STREAM 2 – MAINSTREAM SCHOOLS
Inclusive High Quality Teaching within a whole school graduated approach to SEN support
Kate Browning – School Improvement for SEND Specialist Consultant
Kate explores some of the key approaches to adapting teaching to enable pupils with SEND to have the best possible chance of learning. This is considered within the framework of a whole school graduated approach and the role all leaders play in supporting this endeavour.
The role of the SENCO in supporting High Quality Teaching
Natalie Packer – SEND Consultant, NPEC Ltd
Natalie explains what High Quality Teaching (HQT) looks like and why it’s important for pupils with SEND. She discusses the role of the SENCO in supporting teachers to embed HQT. She also shares ideas on how SENCOs can provide CPD, support and monitoring of HQT in the classroom.
Developing a nurture provision to support SEND pupils in the mainstream
Liz Murray – SEND Consultant, Spotlight Education Support
Liz’s session facilitates reflection and learning around the idea of nurture provisions for SEND and non-SEND pupils in mainstream settings. She explores the term ‘nurture’ and reflects on the outcomes a nurture provision might enable. She also looks at practical examples and explores frameworks for a whole school approach.
STREAM 3 – SPECIFIC LEARNING DIFFICULTIES
Masking: what are we missing, and how can this behaviour impact communication between school and home?
Lana Grant – Autism Specialist and Author
How can we help if we don’t know what we’re looking for? Lana identifies the meaning of the term ‘masking’ and how common it is. She identifies when and why an adult or child may be masking, highlights the power of working with parents/caregivers, and provides support strategies.
Study skills for learners with Additional Learning Needs
Neil MacKay – CEO, Action Dyslexia Training and Consultancy
Neil highlights research validated strategies that have been specifically ‘tweaked’ to make them achievable for students with Additional Learning Needs (ALN) at Key Stages 2-4. Strategies include developing skills around active listening, multi-sensory note taking and recording strategies using ALN friendly templates/scaffolds, reading to remember, and revising for tests.
Neurodiversity ‘traits’ for children and adolescents with learning, behaviour and socialisation – challenges and opportunities
Fintan O’Regan – Behaviour and Learning Trainer and Consultant, Sf30 Ltd

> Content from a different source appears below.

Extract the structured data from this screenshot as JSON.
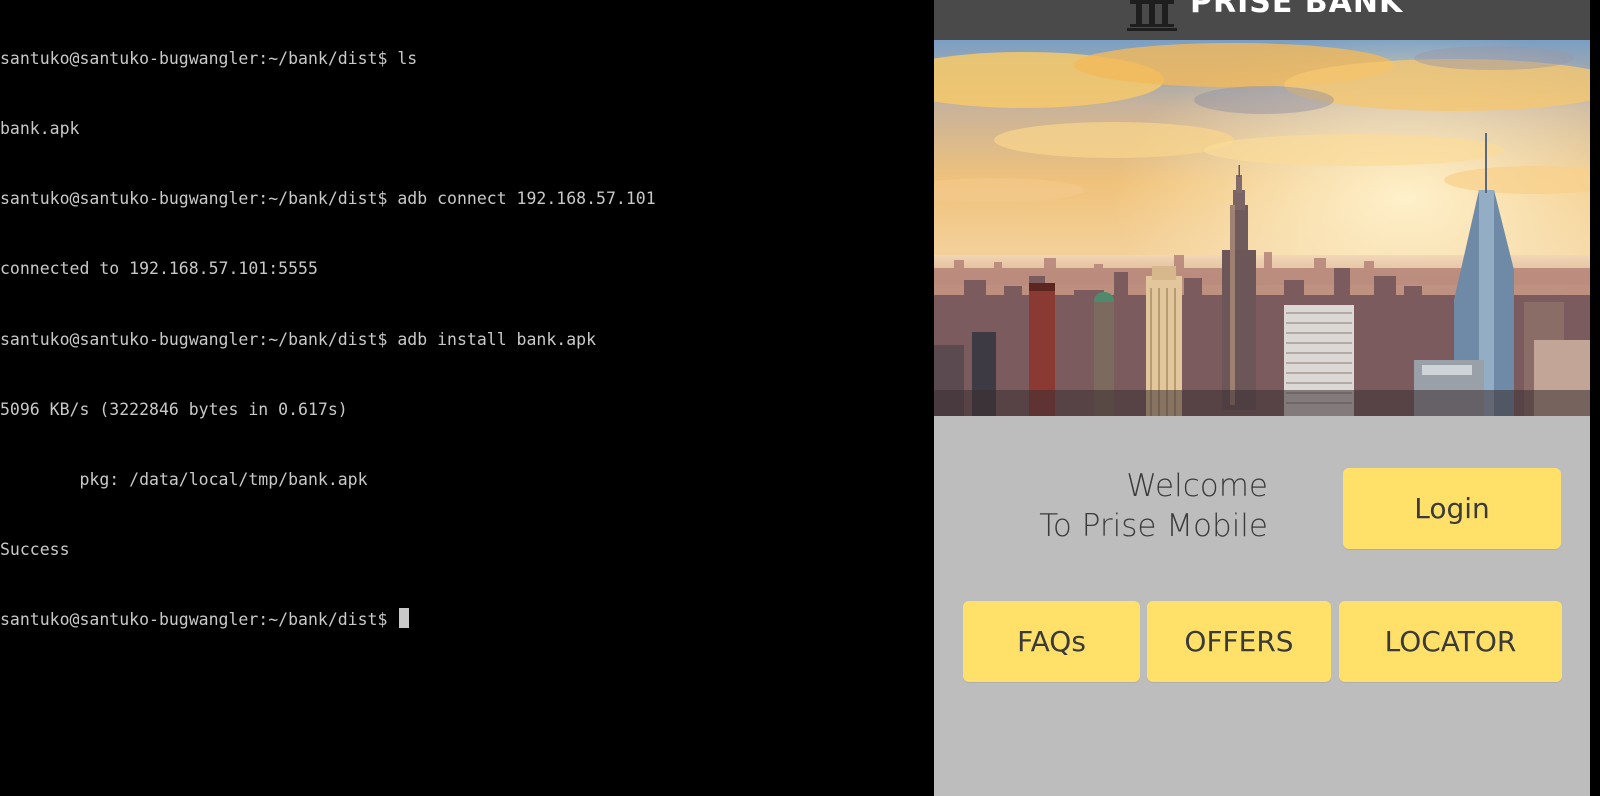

Fintan focuses on understanding and celebrating differences and not deficits within neurodiversity. He demystifies the terms ASD, ADHD, BD, CD, Dyslexia, DCD and ODD. Concentrating on traits and not labels, he explains how to support and nurture the differences that non traditional learners present within learning behaviour and socialisation.